Yesterday my mbed arrived from Farnell/Element14, ready for me to road-test. It was accompanied by an LPCXpresso board which I'd ordered from Farnell at 6pm the evening before. Amazing!

I'm posting my first impressions of the mbed on the element14 website, but it's worth posting a quick comparison of the two products here.

Getting started with the mbed

 The mbed really is as easy to get going as the website suggests; the cloud-based compiler means that there is no software setup for you do do. Fantastic!

Here's all you have to do to get started:
  1. Connect your mbed to your PC using the supplied micro USB connector. This opens a USB storage device.
  2. Click on MBED.HTML and register.
  3. Download the HelloWorld.bin program.
  4. Copy to the mbed's file folder.
  5. Press reset on the mbed and watch its LED blink. Job done!
This took less than 60 seconds; another 60 and I'd compiled my own variant of hello world, downloaded and ran it.

There are lots of easy-to-use libraries on the mbed website, with plenty of sample code to steal reuse and modify.

Getting started with the LPCXpresso

The LPCXpresso uses Code Red's extended version of the Eclipse IDE driving the GNU gcc compiler.

Installation takes a few minutes; during the process, you'll need to request an activation key, which arrives by email.
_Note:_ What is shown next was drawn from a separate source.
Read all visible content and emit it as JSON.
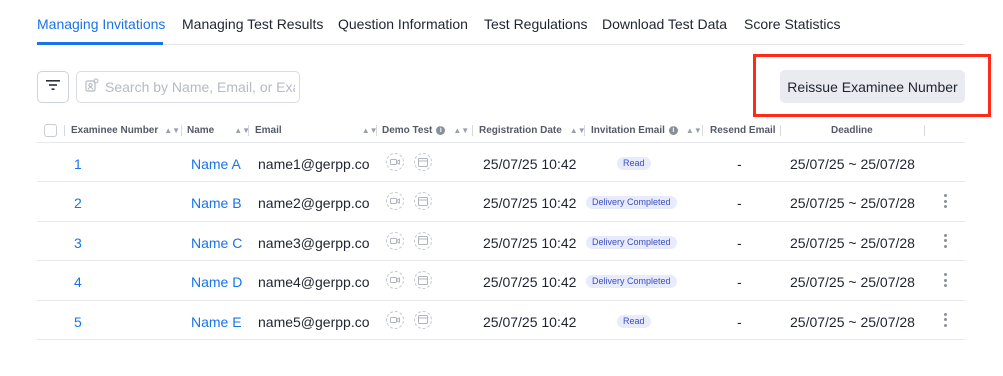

For me, this was almost instantaneous.

I've been using Eclipse for longer than I care to remember, and I found the development environment very familiar. If you haven't used Eclipse before, there's a good tutorial in the getting started guide. Eclipse can be a little daunting, but it's worth the effort. The development environment includes a JTAG debugger, which I suspect is gong to be a real time-saver.

Like the mbed, the LPCXpresso has n extensive set of libraries. These are provided by Code Red, and cover a wide range of the NXP ARM peripherals.

It's going to take me a while to explore the two development environments. My first mbed project is shaping up to be embarrassingly quick to implement; I'll publish details here when it's ready. After that I'm going to port my Arduino microwriter-clone keyboard code to the two ARM environments.


Popular posts from this blog

Controlling a Raspberry Pi Pico remotely using PySerial

Five steps to connect Jetson Nano and Arduino

Raspberry Pi Pico project 2 - MCP3008